:: INPUT FOR THIS TASK
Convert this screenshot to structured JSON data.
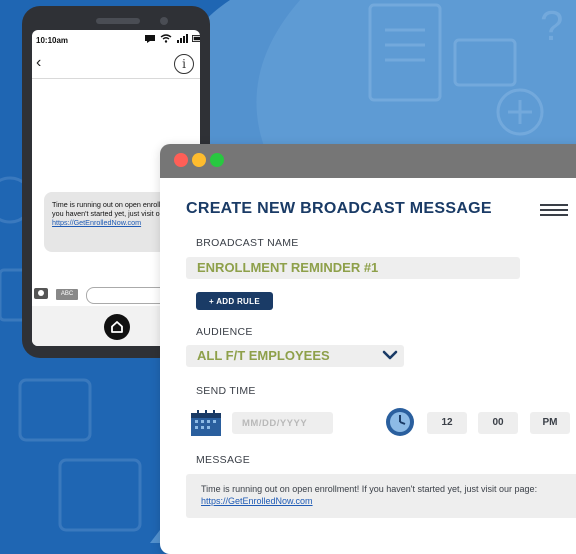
{
  "phone": {
    "status_time": "10:10am",
    "back_icon": "chevron-left-icon",
    "info_icon": "info-icon",
    "sms_text": "Time is running out on open enrollment! If you haven't started yet, just visit our page:",
    "sms_link": "https://GetEnrolledNow.com",
    "abc_label": "ABC",
    "home_icon": "home-icon"
  },
  "window": {
    "title": "CREATE NEW BROADCAST MESSAGE",
    "broadcast_name_label": "BROADCAST NAME",
    "broadcast_name_value": "ENROLLMENT REMINDER #1",
    "add_rule_label": "+ ADD RULE",
    "audience_label": "AUDIENCE",
    "audience_value": "ALL F/T EMPLOYEES",
    "send_time_label": "SEND TIME",
    "date_placeholder": "MM/DD/YYYY",
    "hour": "12",
    "minute": "00",
    "ampm": "PM",
    "message_label": "MESSAGE",
    "message_text": "Time is running out on open enrollment! If you haven't started yet, just visit our page:",
    "message_link": "https://GetEnrolledNow.com"
  },
  "colors": {
    "background": "#1f66b3",
    "title_navy": "#1a3b66",
    "value_green": "#8ea04a",
    "field_gray": "#eeeeee",
    "titlebar_gray": "#767676"
  }
}
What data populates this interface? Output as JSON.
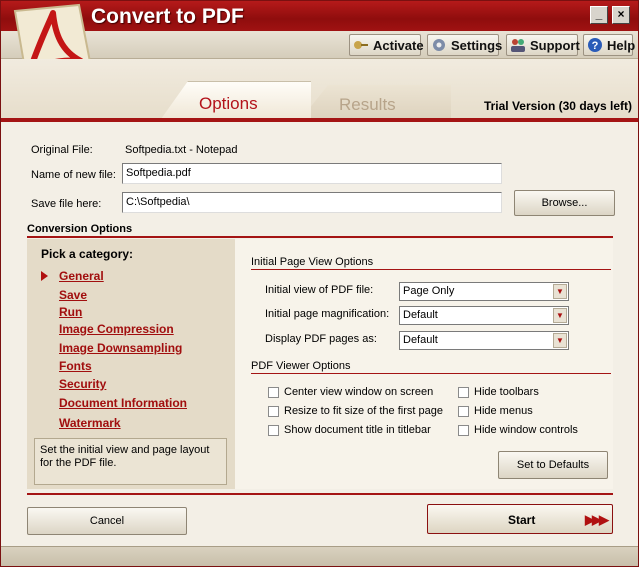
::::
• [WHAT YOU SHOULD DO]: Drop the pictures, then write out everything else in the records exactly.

• [TASK ANSWER]:
Convert this screenshot to structured JSON data.
{
  "phone": {
    "status_time": "10:10am",
    "back_icon": "chevron-left-icon",
    "info_icon": "info-icon",
    "sms_text": "Time is running out on open enrollment! If you haven't started yet, just visit our page:",
    "sms_link": "https://GetEnrolledNow.com",
    "abc_label": "ABC",
    "home_icon": "home-icon"
  },
  "window": {
    "title": "CREATE NEW BROADCAST MESSAGE",
    "broadcast_name_label": "BROADCAST NAME",
    "broadcast_name_value": "ENROLLMENT REMINDER #1",
    "add_rule_label": "+ ADD RULE",
    "audience_label": "AUDIENCE",
    "audience_value": "ALL F/T EMPLOYEES",
    "send_time_label": "SEND TIME",
    "date_placeholder": "MM/DD/YYYY",
    "hour": "12",
    "minute": "00",
    "ampm": "PM",
    "message_label": "MESSAGE",
    "message_text": "Time is running out on open enrollment! If you haven't started yet, just visit our page:",
    "message_link": "https://GetEnrolledNow.com"
  },
  "colors": {
    "background": "#1f66b3",
    "title_navy": "#1a3b66",
    "value_green": "#8ea04a",
    "field_gray": "#eeeeee",
    "titlebar_gray": "#767676"
  }
}
What data populates this interface? Output as JSON.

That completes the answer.